# Problem to solve
List each line of the data in which the string "توانید" appears.

# Stored data
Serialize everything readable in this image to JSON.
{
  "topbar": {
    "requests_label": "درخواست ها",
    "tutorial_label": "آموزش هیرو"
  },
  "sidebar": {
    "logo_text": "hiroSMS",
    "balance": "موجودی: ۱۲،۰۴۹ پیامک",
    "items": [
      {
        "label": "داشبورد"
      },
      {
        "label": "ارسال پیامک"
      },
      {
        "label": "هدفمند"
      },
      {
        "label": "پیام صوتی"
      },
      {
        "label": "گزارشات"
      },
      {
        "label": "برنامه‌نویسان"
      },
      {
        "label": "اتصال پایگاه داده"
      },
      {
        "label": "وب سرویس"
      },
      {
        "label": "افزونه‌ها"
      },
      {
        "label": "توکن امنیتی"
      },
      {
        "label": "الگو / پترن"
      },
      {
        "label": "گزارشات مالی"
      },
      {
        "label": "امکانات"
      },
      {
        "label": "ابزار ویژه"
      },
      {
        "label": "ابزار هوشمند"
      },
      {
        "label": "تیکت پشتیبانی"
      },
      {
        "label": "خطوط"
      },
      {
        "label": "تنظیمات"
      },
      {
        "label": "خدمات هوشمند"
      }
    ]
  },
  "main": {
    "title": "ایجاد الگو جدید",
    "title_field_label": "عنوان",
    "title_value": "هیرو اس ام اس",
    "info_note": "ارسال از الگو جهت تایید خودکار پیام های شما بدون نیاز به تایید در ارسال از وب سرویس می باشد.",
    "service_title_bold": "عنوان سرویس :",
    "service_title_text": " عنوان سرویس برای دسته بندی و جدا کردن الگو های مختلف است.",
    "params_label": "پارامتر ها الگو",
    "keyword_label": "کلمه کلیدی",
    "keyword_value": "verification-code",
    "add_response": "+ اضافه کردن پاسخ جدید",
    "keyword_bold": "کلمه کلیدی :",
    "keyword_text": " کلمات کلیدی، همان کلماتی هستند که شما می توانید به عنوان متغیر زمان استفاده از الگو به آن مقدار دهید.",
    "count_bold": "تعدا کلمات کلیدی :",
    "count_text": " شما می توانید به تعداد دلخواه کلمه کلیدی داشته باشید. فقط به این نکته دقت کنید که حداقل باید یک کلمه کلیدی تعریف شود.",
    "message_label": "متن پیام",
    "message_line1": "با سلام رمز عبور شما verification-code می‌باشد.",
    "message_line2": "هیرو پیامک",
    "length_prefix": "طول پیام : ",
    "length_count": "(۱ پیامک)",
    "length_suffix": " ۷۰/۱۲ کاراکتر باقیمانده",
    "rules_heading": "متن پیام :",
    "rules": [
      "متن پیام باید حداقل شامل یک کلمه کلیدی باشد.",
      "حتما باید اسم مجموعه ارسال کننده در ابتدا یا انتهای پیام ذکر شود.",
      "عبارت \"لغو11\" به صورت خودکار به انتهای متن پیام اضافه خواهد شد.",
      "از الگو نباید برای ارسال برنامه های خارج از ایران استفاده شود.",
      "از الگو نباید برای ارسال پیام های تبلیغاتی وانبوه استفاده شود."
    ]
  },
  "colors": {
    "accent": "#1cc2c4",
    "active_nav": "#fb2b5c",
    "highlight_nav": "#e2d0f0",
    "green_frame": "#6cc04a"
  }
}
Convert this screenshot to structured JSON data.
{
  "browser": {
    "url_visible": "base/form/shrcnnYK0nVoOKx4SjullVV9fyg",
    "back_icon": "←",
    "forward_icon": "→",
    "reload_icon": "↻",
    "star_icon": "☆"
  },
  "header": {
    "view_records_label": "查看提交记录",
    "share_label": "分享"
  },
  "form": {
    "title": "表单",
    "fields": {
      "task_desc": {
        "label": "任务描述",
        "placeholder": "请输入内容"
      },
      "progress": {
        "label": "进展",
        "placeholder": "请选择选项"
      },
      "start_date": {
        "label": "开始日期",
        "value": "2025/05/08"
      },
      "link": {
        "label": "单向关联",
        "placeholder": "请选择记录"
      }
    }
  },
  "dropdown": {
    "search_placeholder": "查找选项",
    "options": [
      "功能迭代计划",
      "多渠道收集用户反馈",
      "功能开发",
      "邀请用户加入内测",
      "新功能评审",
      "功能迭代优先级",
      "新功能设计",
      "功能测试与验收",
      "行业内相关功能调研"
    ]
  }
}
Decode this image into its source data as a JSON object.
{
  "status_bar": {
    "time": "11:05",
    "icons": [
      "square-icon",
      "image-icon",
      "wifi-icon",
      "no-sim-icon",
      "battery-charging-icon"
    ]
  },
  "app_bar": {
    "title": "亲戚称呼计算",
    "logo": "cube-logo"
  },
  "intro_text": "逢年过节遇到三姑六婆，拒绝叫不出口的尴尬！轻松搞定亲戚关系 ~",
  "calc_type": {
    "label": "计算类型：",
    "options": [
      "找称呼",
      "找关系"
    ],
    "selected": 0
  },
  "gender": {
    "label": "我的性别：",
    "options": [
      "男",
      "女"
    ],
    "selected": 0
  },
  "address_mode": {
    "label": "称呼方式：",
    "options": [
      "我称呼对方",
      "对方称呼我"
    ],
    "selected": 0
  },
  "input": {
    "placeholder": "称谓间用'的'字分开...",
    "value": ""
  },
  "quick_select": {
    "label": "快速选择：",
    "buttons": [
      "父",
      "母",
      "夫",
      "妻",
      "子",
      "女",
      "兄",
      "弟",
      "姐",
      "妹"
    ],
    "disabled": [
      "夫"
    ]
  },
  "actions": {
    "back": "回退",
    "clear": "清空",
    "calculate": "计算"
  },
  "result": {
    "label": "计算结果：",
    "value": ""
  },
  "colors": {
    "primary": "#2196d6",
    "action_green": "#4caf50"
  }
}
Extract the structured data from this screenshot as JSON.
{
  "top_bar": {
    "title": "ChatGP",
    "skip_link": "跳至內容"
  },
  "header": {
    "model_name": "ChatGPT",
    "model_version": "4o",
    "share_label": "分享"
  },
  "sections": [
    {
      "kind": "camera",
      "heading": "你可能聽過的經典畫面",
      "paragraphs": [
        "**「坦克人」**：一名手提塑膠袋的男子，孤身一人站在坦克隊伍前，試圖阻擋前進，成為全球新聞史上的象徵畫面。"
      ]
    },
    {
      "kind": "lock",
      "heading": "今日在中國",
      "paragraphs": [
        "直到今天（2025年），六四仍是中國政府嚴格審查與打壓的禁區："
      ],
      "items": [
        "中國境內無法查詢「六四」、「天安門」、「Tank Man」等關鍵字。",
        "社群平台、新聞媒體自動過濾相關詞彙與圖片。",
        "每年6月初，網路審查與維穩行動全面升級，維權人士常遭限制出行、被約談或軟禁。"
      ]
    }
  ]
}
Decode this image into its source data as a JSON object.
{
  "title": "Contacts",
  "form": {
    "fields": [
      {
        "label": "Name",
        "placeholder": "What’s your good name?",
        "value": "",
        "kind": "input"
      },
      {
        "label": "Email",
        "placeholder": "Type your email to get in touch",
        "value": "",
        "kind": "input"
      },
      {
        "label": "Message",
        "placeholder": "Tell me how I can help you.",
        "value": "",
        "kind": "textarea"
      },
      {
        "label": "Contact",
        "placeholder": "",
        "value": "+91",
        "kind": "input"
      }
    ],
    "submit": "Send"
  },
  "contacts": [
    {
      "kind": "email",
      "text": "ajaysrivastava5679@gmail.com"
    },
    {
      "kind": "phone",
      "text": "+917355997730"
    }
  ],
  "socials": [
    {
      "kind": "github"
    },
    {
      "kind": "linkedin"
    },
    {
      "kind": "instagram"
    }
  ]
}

# Answer space
    "keyword_text": " کلمات کلیدی، همان کلماتی هستند که شما می توانید به عنوان متغیر زمان استفاده از الگو به آن مقدار دهید.",
    "count_text": " شما می توانید به تعداد دلخواه کلمه کلیدی داشته باشید. فقط به این نکته دقت کنید که حداقل باید یک کلمه کلیدی تعریف شود.",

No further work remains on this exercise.